→ DATA FOR ANALYSIS:

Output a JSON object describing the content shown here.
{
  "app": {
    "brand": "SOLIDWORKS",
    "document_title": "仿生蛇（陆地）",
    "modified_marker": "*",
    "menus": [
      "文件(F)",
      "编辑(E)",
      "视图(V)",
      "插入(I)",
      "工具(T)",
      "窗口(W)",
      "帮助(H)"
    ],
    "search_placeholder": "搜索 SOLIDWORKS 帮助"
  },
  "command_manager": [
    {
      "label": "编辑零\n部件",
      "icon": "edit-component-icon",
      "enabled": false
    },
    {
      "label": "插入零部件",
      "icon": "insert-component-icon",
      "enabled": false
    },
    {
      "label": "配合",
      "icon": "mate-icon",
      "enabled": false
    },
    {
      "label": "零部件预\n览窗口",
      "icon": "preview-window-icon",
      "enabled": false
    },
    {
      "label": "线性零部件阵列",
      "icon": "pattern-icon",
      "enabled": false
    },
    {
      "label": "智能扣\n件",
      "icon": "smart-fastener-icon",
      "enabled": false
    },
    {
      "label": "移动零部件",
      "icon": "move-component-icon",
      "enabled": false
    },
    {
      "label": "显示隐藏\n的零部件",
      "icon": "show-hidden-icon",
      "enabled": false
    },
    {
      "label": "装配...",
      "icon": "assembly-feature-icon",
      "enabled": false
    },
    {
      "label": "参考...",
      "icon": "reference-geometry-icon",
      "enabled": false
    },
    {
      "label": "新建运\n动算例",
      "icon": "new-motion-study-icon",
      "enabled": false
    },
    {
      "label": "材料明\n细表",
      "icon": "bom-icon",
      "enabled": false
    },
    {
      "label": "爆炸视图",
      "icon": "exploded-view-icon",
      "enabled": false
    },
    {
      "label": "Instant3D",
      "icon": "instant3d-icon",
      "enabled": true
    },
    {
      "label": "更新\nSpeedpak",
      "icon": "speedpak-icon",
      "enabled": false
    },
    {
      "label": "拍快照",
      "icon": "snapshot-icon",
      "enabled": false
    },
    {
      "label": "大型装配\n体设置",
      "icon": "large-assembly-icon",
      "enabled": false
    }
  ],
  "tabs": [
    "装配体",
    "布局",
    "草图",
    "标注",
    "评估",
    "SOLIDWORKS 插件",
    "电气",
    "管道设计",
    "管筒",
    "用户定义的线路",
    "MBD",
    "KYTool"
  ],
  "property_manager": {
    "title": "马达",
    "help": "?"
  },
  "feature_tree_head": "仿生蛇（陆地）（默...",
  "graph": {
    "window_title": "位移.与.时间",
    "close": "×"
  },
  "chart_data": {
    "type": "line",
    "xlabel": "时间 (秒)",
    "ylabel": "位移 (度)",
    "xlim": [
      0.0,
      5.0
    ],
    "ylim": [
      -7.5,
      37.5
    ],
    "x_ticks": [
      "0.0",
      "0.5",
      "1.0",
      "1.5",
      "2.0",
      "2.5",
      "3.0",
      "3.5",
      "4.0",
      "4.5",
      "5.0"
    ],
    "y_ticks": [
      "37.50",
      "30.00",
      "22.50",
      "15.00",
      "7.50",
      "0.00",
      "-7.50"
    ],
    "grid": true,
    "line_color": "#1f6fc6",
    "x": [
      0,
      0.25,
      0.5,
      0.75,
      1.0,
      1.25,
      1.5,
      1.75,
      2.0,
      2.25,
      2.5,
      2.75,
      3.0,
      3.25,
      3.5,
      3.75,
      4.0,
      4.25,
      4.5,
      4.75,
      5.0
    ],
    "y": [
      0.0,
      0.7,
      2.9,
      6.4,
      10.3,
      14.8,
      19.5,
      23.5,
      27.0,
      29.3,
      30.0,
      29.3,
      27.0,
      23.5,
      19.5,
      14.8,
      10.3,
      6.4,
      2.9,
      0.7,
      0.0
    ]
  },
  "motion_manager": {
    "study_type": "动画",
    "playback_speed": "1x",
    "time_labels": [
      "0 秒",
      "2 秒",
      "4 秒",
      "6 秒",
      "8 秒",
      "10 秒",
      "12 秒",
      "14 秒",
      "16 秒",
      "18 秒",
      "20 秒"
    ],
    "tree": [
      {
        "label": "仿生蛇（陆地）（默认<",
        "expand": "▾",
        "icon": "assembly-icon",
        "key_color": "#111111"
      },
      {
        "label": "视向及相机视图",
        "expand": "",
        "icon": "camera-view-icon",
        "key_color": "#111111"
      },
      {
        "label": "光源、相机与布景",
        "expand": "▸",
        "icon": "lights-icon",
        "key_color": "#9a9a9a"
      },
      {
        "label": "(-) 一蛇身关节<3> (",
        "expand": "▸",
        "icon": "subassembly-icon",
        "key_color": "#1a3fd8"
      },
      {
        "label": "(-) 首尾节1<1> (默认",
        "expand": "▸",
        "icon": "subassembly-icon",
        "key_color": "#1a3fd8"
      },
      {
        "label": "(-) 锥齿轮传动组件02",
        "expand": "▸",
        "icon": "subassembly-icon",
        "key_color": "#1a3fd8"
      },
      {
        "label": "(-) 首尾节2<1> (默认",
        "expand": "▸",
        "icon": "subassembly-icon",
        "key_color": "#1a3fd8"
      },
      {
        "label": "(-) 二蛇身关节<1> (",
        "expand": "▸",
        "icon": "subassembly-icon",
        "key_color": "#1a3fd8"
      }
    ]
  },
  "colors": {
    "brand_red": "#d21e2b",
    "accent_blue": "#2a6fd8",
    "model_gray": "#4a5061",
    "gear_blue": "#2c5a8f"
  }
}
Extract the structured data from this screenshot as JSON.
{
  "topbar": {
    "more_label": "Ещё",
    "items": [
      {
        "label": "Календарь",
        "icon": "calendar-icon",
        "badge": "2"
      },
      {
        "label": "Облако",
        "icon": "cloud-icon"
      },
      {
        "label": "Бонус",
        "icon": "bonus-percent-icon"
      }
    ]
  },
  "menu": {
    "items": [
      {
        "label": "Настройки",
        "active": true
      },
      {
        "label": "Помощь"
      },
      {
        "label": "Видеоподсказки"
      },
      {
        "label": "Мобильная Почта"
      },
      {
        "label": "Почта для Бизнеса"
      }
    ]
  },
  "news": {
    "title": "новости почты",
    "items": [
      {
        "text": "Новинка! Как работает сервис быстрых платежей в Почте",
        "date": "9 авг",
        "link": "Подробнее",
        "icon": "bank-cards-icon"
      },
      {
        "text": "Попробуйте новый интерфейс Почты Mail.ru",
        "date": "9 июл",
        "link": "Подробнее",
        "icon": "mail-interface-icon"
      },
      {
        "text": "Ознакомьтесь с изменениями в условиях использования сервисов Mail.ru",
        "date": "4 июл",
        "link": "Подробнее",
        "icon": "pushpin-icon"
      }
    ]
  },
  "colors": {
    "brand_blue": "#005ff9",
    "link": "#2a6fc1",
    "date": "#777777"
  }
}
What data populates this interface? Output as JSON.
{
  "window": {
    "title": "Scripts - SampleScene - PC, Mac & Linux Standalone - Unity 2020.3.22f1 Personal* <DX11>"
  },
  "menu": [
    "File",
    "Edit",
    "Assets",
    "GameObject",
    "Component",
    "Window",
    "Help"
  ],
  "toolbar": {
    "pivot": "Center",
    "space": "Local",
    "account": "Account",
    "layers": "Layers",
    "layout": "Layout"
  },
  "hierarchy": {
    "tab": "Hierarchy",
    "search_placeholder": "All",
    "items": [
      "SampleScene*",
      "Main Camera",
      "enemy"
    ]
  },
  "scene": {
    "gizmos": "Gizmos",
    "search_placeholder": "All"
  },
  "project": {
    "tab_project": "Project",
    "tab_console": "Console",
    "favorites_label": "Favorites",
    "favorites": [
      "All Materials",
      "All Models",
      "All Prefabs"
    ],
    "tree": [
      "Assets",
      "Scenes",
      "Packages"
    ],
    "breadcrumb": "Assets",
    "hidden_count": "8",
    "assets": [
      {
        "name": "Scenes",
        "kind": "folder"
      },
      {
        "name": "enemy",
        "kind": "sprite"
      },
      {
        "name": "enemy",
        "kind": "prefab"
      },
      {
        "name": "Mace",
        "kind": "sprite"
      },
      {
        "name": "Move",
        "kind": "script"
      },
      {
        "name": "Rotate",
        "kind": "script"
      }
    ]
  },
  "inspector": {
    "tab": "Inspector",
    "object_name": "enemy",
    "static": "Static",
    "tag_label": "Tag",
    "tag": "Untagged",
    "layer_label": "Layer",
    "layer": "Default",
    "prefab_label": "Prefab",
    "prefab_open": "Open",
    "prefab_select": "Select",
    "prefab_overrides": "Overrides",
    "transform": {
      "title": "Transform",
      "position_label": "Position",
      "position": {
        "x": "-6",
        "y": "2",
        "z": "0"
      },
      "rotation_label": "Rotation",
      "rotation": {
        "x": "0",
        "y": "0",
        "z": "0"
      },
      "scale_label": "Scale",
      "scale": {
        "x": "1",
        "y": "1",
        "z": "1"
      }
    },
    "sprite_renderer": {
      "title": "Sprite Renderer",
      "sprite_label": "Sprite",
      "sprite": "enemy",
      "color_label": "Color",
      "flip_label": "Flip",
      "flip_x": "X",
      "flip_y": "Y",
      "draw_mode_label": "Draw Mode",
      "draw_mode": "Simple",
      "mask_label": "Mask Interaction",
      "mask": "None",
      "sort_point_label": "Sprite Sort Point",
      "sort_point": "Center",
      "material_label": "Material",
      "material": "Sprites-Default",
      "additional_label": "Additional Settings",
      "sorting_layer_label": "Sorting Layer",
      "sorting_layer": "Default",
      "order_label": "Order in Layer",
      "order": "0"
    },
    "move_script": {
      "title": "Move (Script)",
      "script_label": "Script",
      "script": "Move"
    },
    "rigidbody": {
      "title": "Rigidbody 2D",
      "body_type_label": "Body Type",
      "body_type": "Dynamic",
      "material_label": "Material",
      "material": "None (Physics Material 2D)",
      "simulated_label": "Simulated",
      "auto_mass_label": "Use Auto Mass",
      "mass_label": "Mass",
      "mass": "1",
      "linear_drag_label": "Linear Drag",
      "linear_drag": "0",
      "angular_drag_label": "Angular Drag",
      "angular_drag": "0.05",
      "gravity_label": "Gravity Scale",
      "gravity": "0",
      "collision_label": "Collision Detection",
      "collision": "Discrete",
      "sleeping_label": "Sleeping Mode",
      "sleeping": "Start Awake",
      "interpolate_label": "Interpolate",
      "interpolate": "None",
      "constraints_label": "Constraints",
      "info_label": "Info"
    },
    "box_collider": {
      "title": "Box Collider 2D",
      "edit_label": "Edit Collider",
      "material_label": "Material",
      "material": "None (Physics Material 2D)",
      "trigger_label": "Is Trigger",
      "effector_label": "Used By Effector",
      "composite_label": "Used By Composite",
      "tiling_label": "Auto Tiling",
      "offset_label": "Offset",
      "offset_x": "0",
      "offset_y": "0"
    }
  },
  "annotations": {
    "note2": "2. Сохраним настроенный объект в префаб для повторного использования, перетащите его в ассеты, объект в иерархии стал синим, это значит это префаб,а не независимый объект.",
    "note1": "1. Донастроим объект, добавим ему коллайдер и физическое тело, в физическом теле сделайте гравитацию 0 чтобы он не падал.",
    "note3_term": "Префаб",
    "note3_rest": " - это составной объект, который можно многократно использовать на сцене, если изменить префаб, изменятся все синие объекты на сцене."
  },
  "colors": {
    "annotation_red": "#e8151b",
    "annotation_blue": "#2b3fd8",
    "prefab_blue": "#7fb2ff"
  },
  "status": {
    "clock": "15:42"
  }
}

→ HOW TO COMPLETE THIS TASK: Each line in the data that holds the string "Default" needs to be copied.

→ RESPONSE:
    "layer": "Default",
      "material": "Sprites-Default",
      "sorting_layer": "Default",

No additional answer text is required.